◆ **To do**: Everything in the records must appear again exactly, except the images.

↓↓↓

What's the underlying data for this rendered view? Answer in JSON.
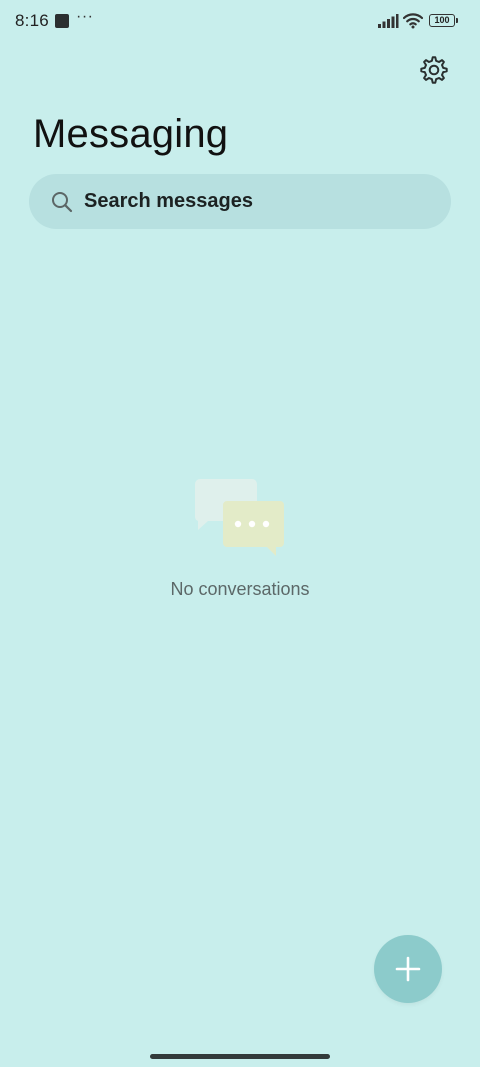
{
  "status_bar": {
    "time": "8:16",
    "more_indicator": "···",
    "battery_level": "100",
    "icons": [
      "notification-square-icon",
      "signal-icon",
      "wifi-icon",
      "battery-icon"
    ]
  },
  "header": {
    "title": "Messaging",
    "settings_icon": "gear-icon"
  },
  "search": {
    "placeholder": "Search messages",
    "icon": "search-icon"
  },
  "empty_state": {
    "illustration": "chat-bubbles-icon",
    "message": "No conversations"
  },
  "fab": {
    "icon": "plus-icon",
    "color": "#8ccbcb"
  },
  "colors": {
    "background": "#c8eeec",
    "search_background": "#b7e0e0",
    "accent": "#8ccbcb"
  }
}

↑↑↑

◆ **Written response**:
What's the underlying data for this rendered view? Answer in JSON.
{
  "status_bar": {
    "time": "8:16",
    "more_indicator": "···",
    "battery_level": "100",
    "icons": [
      "notification-square-icon",
      "signal-icon",
      "wifi-icon",
      "battery-icon"
    ]
  },
  "header": {
    "title": "Messaging",
    "settings_icon": "gear-icon"
  },
  "search": {
    "placeholder": "Search messages",
    "icon": "search-icon"
  },
  "empty_state": {
    "illustration": "chat-bubbles-icon",
    "message": "No conversations"
  },
  "fab": {
    "icon": "plus-icon",
    "color": "#8ccbcb"
  },
  "colors": {
    "background": "#c8eeec",
    "search_background": "#b7e0e0",
    "accent": "#8ccbcb"
  }
}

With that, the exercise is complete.